black dog syndrome

Beautiful Big Black Dog on National Black Dog Day

Yes, it is a real thing, unfortunately.

FCVC hopes you are NOT afraid of black dogs (or black cats!). As you read this article and watch the video below, you will find that there is a real bias against black coated pets, known as Black Dog Syndrome (BDS).

However, we believe informed pet parents can make a difference when it comes to making their next choice of a pet. On this Oct 1st, which is also National Black Dog Day, we would ask you to please consider: 1) an older shelter or rescue pet and 2) take a look at those sable coated pets first.

This article from our friends at relates the crux of the problem:


Black Dog Syndrome

While working at the Washington Humane Society (WHS) in Washington, DC, I was thrilled when I found out that King, a large and handsome coal Labrador mix was finally adopted after spending many months at WHS.  King had been at the shelter for so long, everyone knew and loved him.

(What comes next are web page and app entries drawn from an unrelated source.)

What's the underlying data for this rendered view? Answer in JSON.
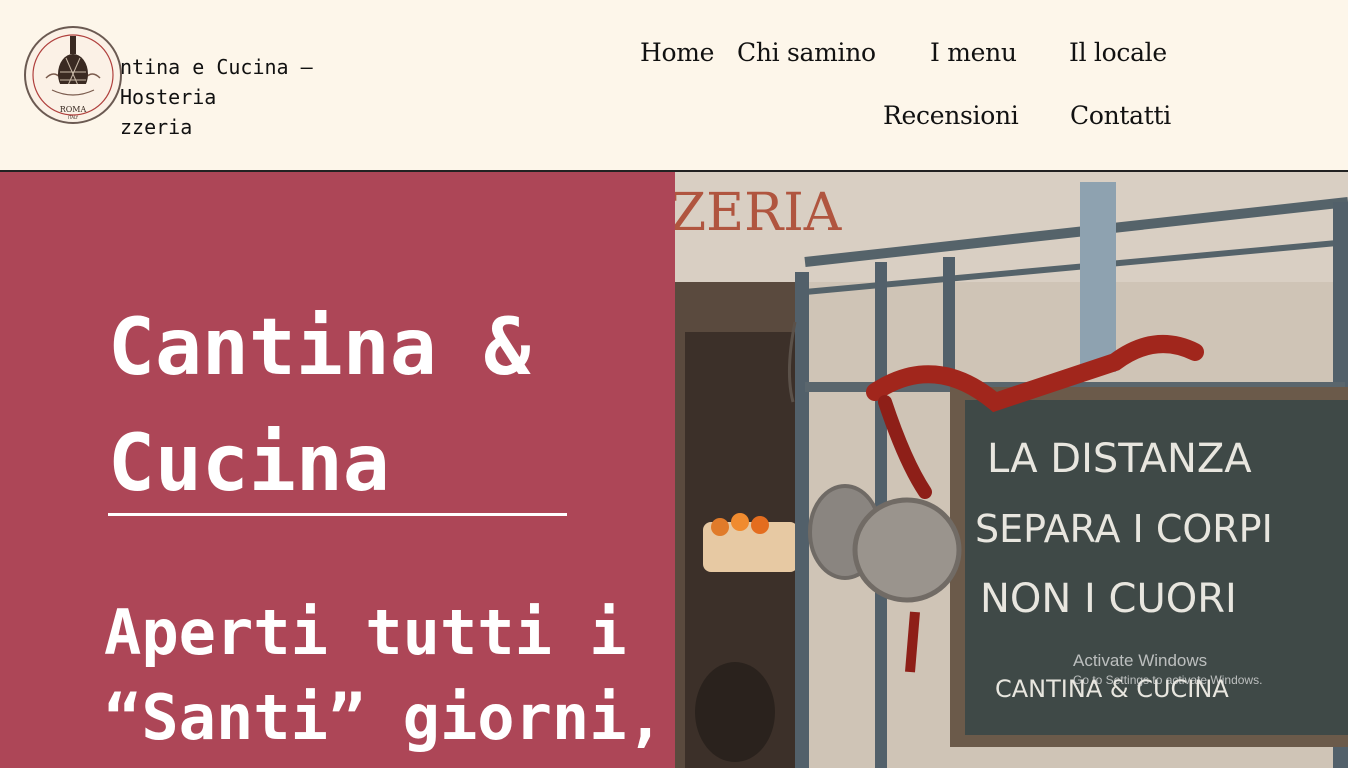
{
  "header": {
    "site_title": "ntina e Cucina – Hosteria zzeria",
    "site_title_line1": "ntina e Cucina – Hosteria",
    "site_title_line2": "zzeria",
    "logo": {
      "icon": "wine-flask-logo",
      "text": "ROMA",
      "subtext": "ITALY"
    }
  },
  "nav": {
    "items": [
      {
        "label": "Home"
      },
      {
        "label": "Chi   samino"
      },
      {
        "label": "I   menu"
      },
      {
        "label": "Il   locale"
      },
      {
        "label": "Recensioni"
      },
      {
        "label": "Contatti"
      }
    ]
  },
  "hero": {
    "title_line1": "Cantina &",
    "title_line2": "Cucina",
    "subtitle_line1": "Aperti tutti i",
    "subtitle_line2": "“Santi” giorni,",
    "photo": {
      "sign_top": "ZERIA",
      "chalkboard_line1": "LA DISTANZA",
      "chalkboard_line2": "SEPARA I CORPI",
      "chalkboard_line3": "NON I CUORI",
      "chalkboard_line4": "CANTINA & CUCINA"
    }
  },
  "watermark": {
    "title": "Activate Windows",
    "subtitle": "Go to Settings to activate Windows."
  },
  "colors": {
    "header_bg": "#fdf6ea",
    "hero_bg": "#ad4657",
    "text_dark": "#111111",
    "text_light": "#ffffff"
  }
}
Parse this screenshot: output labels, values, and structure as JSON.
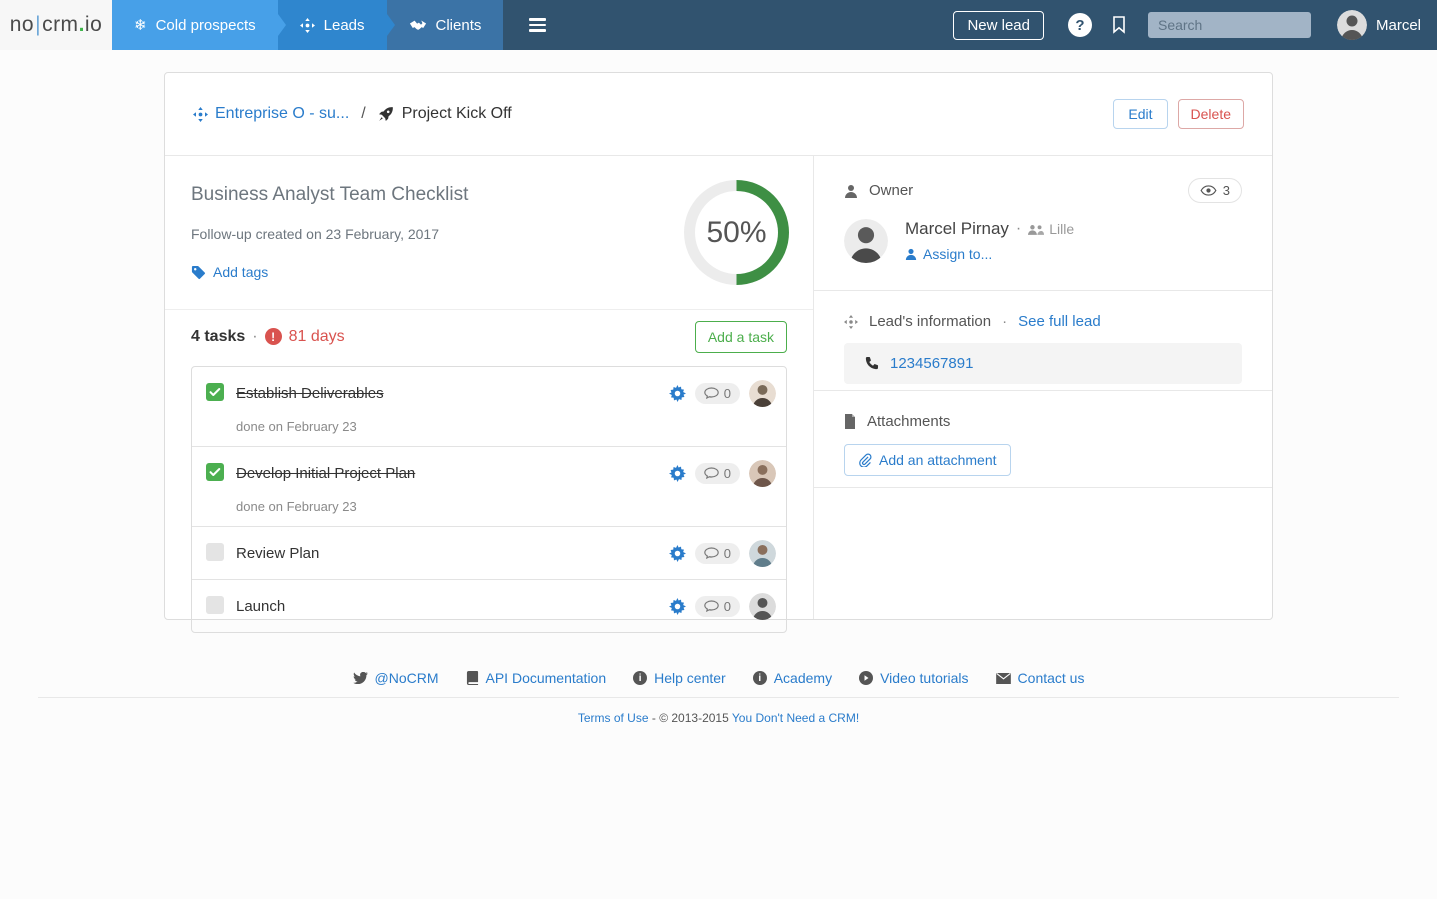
{
  "navbar": {
    "logo": {
      "part1": "no",
      "pipe": "|",
      "part2": "crm",
      "dot": ".",
      "part3": "io"
    },
    "tabs": [
      {
        "label": "Cold prospects",
        "icon": "snowflake-icon"
      },
      {
        "label": "Leads",
        "icon": "crosshair-icon"
      },
      {
        "label": "Clients",
        "icon": "handshake-icon"
      }
    ],
    "new_lead_label": "New lead",
    "help_glyph": "?",
    "search_placeholder": "Search",
    "user_name": "Marcel"
  },
  "breadcrumb": {
    "lead_link": "Entreprise O - su...",
    "separator": "/",
    "current": "Project Kick Off"
  },
  "header_actions": {
    "edit": "Edit",
    "delete": "Delete"
  },
  "checklist": {
    "title": "Business Analyst Team Checklist",
    "created": "Follow-up created on 23 February, 2017",
    "add_tags": "Add tags",
    "progress": "50%",
    "tasks_count": "4 tasks",
    "dot": "·",
    "days_late": "81 days",
    "add_task": "Add a task",
    "tasks": [
      {
        "title": "Establish Deliverables",
        "done": true,
        "done_text": "done on February 23",
        "comments": "0"
      },
      {
        "title": "Develop Initial Project Plan",
        "done": true,
        "done_text": "done on February 23",
        "comments": "0"
      },
      {
        "title": "Review Plan",
        "done": false,
        "done_text": "",
        "comments": "0"
      },
      {
        "title": "Launch",
        "done": false,
        "done_text": "",
        "comments": "0"
      }
    ]
  },
  "sidebar": {
    "owner": {
      "heading": "Owner",
      "views": "3",
      "name": "Marcel Pirnay",
      "dot": "·",
      "team": "Lille",
      "assign_to": "Assign to..."
    },
    "lead_info": {
      "heading": "Lead's information",
      "dot": "·",
      "see_full_lead": "See full lead",
      "phone": "1234567891"
    },
    "attachments": {
      "heading": "Attachments",
      "add_attachment": "Add an attachment"
    }
  },
  "footer": {
    "links": [
      {
        "label": "@NoCRM",
        "icon": "twitter-icon"
      },
      {
        "label": "API Documentation",
        "icon": "book-icon"
      },
      {
        "label": "Help center",
        "icon": "info-icon"
      },
      {
        "label": "Academy",
        "icon": "info-icon"
      },
      {
        "label": "Video tutorials",
        "icon": "play-icon"
      },
      {
        "label": "Contact us",
        "icon": "envelope-icon"
      }
    ],
    "terms": "Terms of Use",
    "copyright": "- © 2013-2015",
    "brand": "You Don't Need a CRM!"
  },
  "colors": {
    "navbar_bg": "#31536f",
    "tab_cold": "#47a0e8",
    "tab_leads": "#2f86ce",
    "tab_clients": "#3b73a6",
    "link_blue": "#2a7ccb",
    "danger_red": "#d9534f",
    "button_green": "#4cae4c",
    "progress_green": "#3e8f44",
    "checkbox_green": "#4caf50"
  }
}
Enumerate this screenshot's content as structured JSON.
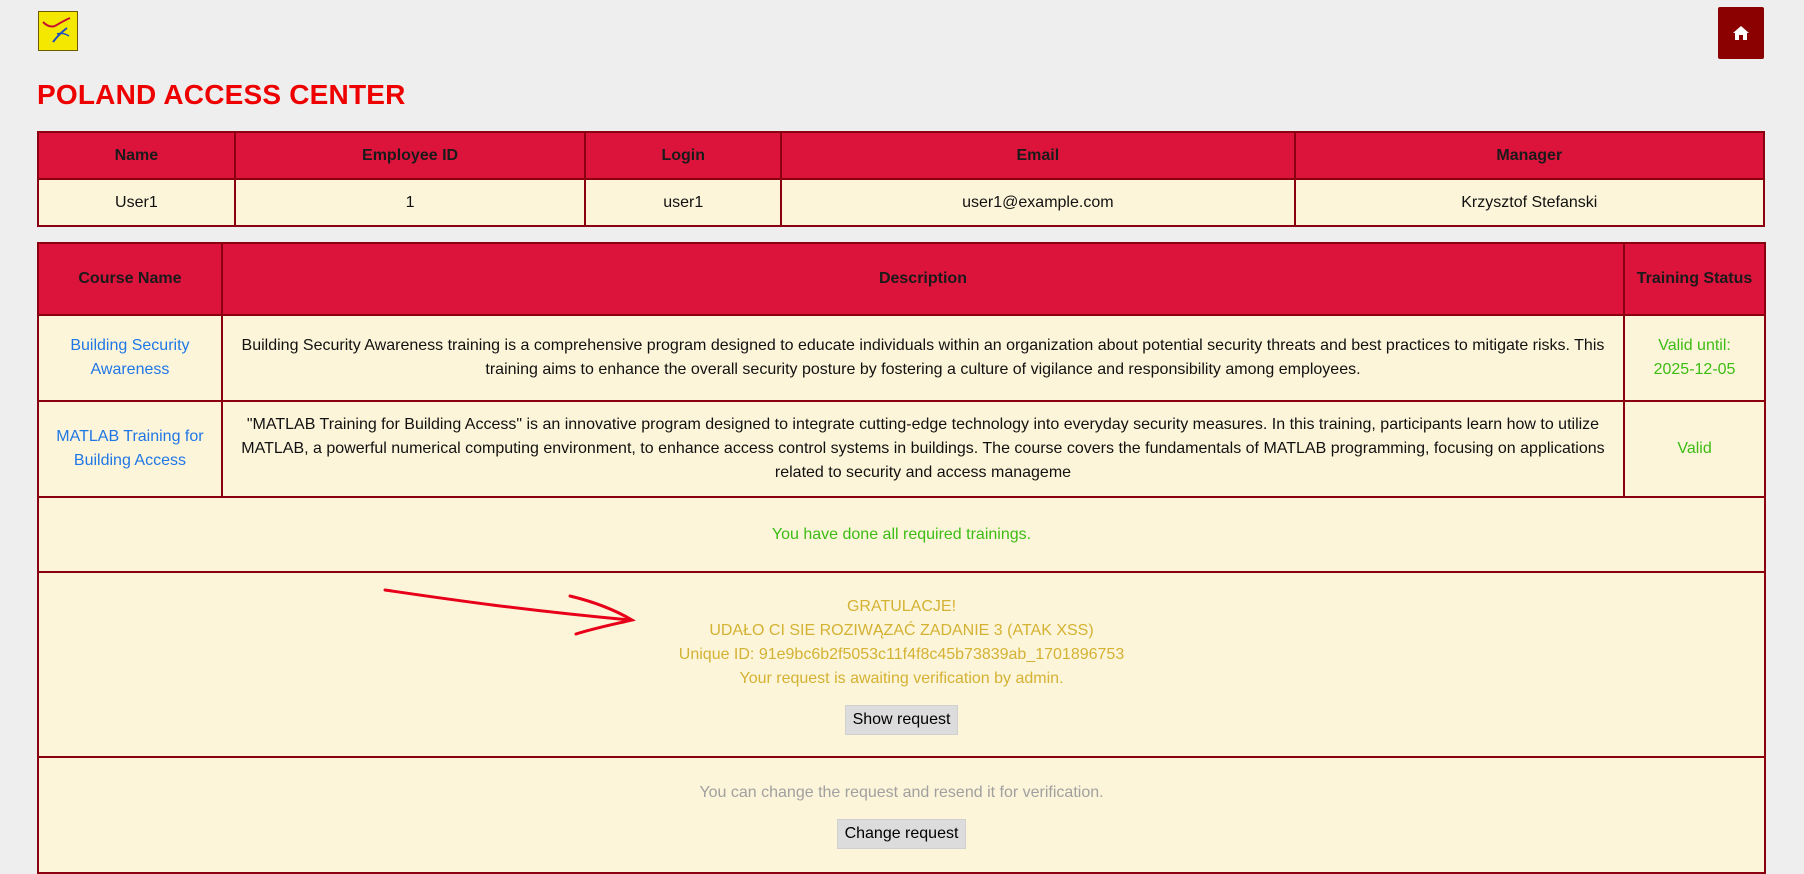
{
  "header": {
    "title": "POLAND ACCESS CENTER",
    "logo_icon": "bird-logo-icon",
    "home_icon": "home-icon",
    "accent": "#8b0000"
  },
  "user_table": {
    "headers": [
      "Name",
      "Employee ID",
      "Login",
      "Email",
      "Manager"
    ],
    "row": [
      "User1",
      "1",
      "user1",
      "user1@example.com",
      "Krzysztof Stefanski"
    ]
  },
  "course_table": {
    "headers": [
      "Course Name",
      "Description",
      "Training Status"
    ],
    "rows": [
      {
        "name": "Building Security Awareness",
        "description": "Building Security Awareness training is a comprehensive program designed to educate individuals within an organization about potential security threats and best practices to mitigate risks. This training aims to enhance the overall security posture by fostering a culture of vigilance and responsibility among employees.",
        "status_line1": "Valid until:",
        "status_line2": "2025-12-05"
      },
      {
        "name": "MATLAB Training for Building Access",
        "description": "\"MATLAB Training for Building Access\" is an innovative program designed to integrate cutting-edge technology into everyday security measures. In this training, participants learn how to utilize MATLAB, a powerful numerical computing environment, to enhance access control systems in buildings. The course covers the fundamentals of MATLAB programming, focusing on applications related to security and access manageme",
        "status": "Valid"
      }
    ]
  },
  "done_message": "You have done all required trainings.",
  "congrats": {
    "line1": "GRATULACJE!",
    "line2": "UDAŁO CI SIE ROZIWĄZAĆ ZADANIE 3 (ATAK XSS)",
    "line3": "Unique ID: 91e9bc6b2f5053c11f4f8c45b73839ab_1701896753",
    "line4": "Your request is awaiting verification by admin.",
    "button": "Show request"
  },
  "resend": {
    "message": "You can change the request and resend it for verification.",
    "button": "Change request"
  },
  "colors": {
    "header_red": "#dc143c",
    "title_red": "#ee0000",
    "valid_green": "#3cbc14",
    "congrats_gold": "#d4b233",
    "link_blue": "#1f77e6"
  }
}
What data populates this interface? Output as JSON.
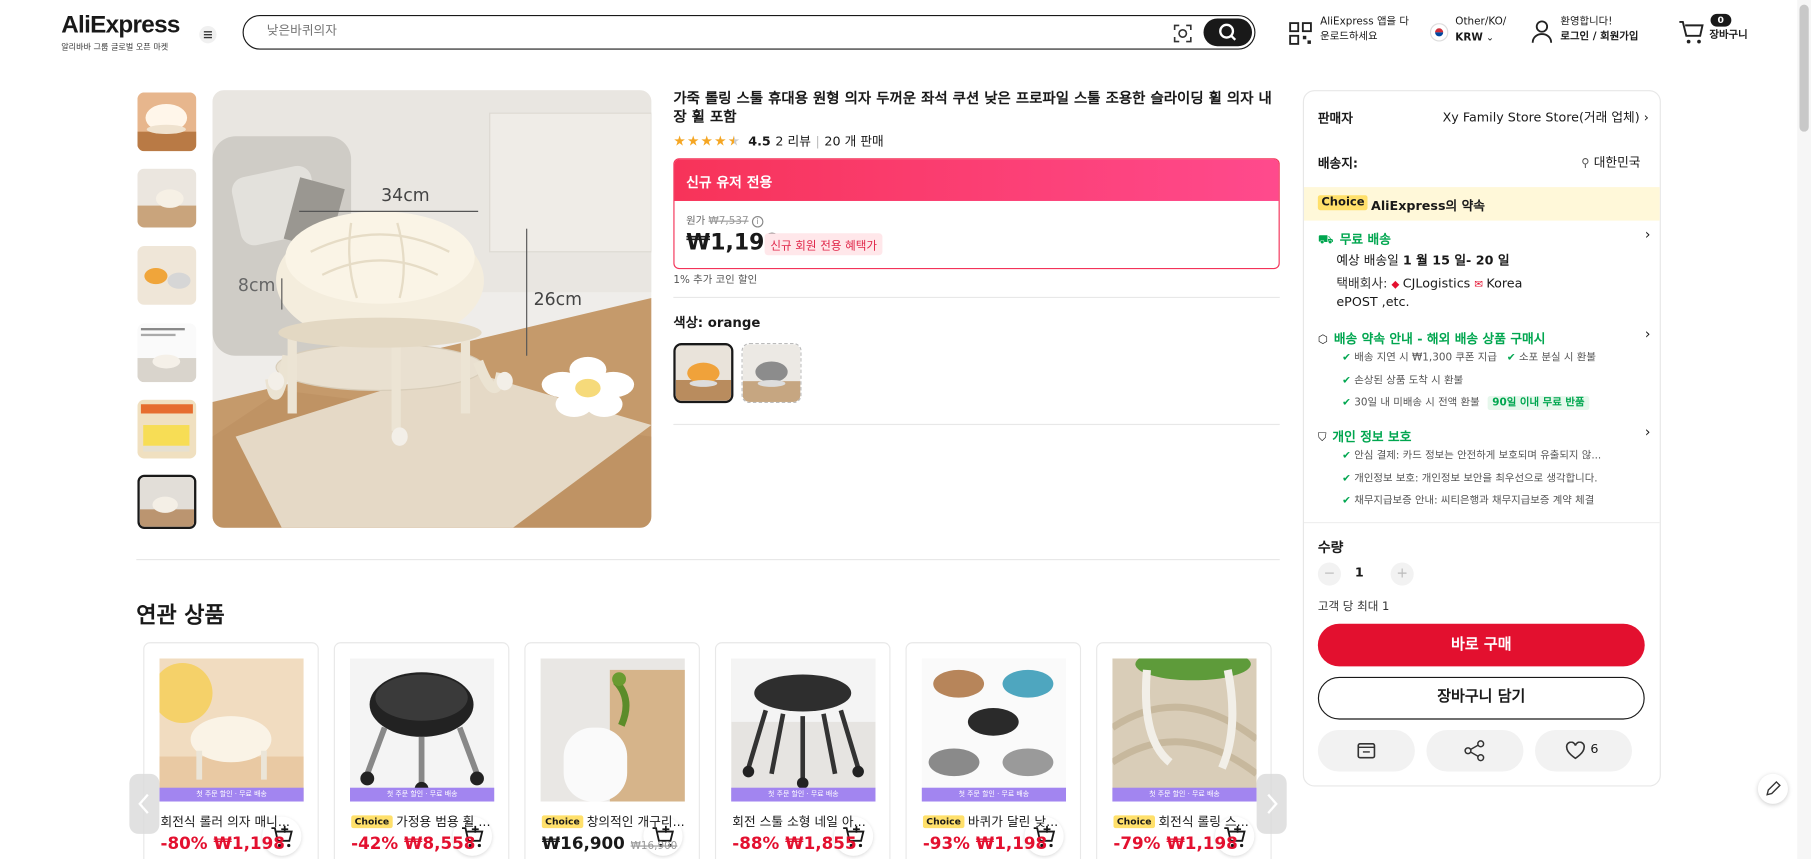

King, like so many other ebony dogs in shelters, spent more time waiting for his new home than his lighter-colored kennel mates. In the sheltering world this is known as Black Dog Syndrome (BDS). When I left WHS to pursue graduate work in anthropology at The George Washington University I conducted research into BDS.

BDS is observed by shelters and rescue groups throughout America and affects black dogs, as well as cats. It is possible that the

A black dog named King may simply be more like dark colored pets in the shelter and the rescue population. However reports from across the country seem to illustrate the problem, and  multiple national organizations have long recognized BDS as an issue that adversely affects the adoption rates of the dark coated pets.

What is Black Dog Syndrome?

In a survey, Petfinder member shelter and rescue groups reported that most pets are listed for 12.5 weeks on Petfinder, whereas, less-adoptable pets (such as black, senior, and special needs pets) spend almost four times as long on Petfinder. (See what else the survey showed on our Adopt-A-Less-Adoptable-Pet Week page!)

Through my research I learned that BDS may be caused by a combination of:

  • Size
  • Unclear facial features
  • Dimly lit kennels
  • The “generic-ness” of ink-colored pets
  • Negative portrayals of coal colored pets in books, movies and other popular media
    • A big, frightening dark dog can be seen in The Hound of the Baskervilles (Sir Arthur Conan Doyle), the Harry Potter series (J.K. Rowling), both movie versions of The Omen (David Seltzer), and even on the common “Beware of Dog” sign.
    • Sable cats are readily associated with witches, superstition, and bad luck.

What you can do

Whether or not you’re currently looking to adopt, you can do a lot to help pets who suffer from BDS:

  • Display your love of charcoal colored pets proudly to demonstrate that there is nothing wrong with them.
  • Encourage friends to look past their first impressions of a inky pet.
  • Tell people about BDS! It’s generally an unconscious prejudice and most people will move past it once they’re aware.
  • Remind people that their parents were right: personality is more important than appearance. It’s just as true for pets as for people!

FCVC vets and staff love big black dogs and little black dogs and every black dog size in-between. We know that they have big hearts and will give you all the love you could ever want. You have to decide if you can live with a black dog – but really, it’s not any different than any other color dog.

Articles that you may also find of interest – Adopt a Less Adoptable Pet 4 Love and Adopt A Pet Search

Attribution and photo – from our friends at
Photo1 – jadon-barnes-772254-unsplash